(Extracted data begins)

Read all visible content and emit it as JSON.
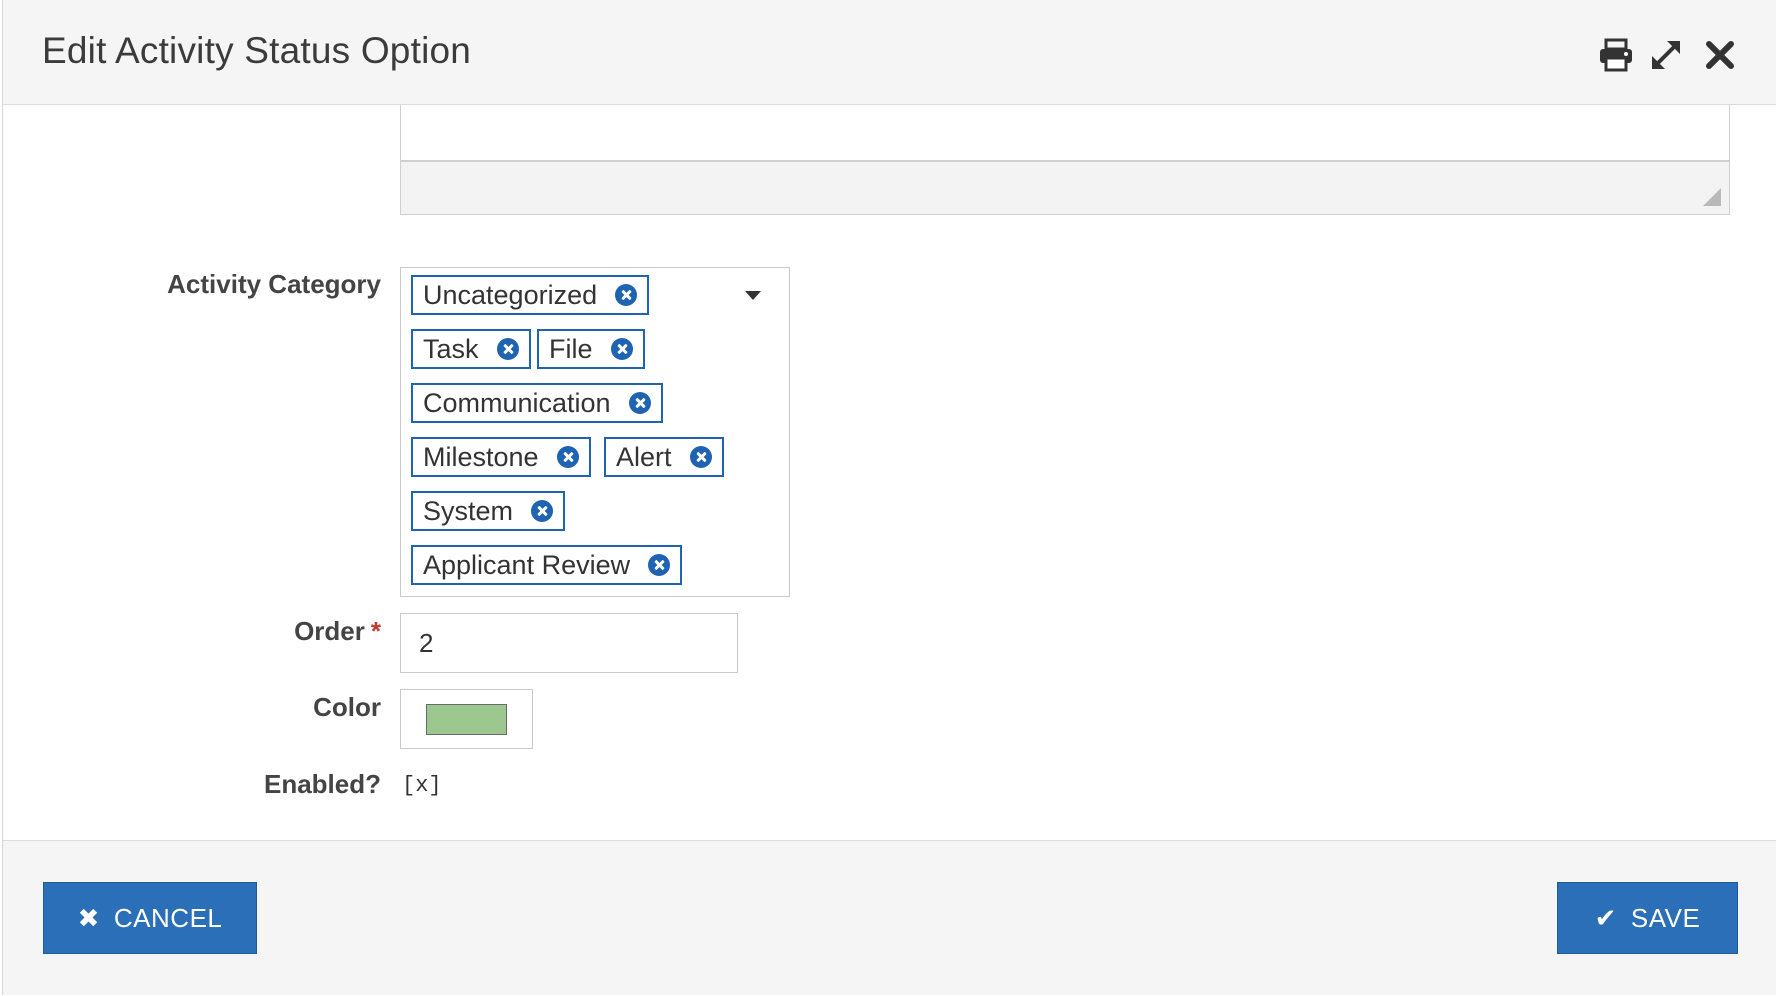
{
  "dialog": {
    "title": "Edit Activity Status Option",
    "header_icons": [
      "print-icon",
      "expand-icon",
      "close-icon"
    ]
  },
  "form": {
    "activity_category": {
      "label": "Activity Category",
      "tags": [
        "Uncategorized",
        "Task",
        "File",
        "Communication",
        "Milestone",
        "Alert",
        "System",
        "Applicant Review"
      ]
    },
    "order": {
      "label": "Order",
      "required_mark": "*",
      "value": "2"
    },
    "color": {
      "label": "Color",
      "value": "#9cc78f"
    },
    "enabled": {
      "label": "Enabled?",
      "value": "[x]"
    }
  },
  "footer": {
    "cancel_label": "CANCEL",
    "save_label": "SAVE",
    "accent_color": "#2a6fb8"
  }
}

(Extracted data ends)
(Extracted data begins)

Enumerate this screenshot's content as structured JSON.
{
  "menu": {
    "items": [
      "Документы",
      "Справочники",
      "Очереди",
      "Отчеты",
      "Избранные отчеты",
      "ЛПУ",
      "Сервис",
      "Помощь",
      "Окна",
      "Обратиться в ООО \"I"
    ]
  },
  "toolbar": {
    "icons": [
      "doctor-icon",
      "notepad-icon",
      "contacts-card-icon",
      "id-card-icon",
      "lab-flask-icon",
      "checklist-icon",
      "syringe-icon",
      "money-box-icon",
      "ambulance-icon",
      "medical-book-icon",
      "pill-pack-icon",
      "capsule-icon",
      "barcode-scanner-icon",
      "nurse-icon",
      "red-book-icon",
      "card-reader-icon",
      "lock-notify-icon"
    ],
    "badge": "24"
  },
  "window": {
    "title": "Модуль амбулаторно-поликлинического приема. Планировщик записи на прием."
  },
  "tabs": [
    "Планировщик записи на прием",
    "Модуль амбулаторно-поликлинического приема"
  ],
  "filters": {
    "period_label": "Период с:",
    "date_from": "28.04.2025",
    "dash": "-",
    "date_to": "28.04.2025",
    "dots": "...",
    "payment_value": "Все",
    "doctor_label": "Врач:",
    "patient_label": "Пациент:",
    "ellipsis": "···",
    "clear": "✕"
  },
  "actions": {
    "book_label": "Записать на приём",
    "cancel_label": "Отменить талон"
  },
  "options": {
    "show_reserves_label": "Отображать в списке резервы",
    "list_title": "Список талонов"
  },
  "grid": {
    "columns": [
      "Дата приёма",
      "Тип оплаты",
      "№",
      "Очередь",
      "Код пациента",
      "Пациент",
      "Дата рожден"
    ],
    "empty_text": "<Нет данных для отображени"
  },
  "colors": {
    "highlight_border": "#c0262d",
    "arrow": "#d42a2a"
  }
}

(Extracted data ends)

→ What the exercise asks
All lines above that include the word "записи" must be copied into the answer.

→ Your solution
    "title": "Модуль амбулаторно-поликлинического приема. Планировщик записи на прием."
    "Планировщик записи на прием",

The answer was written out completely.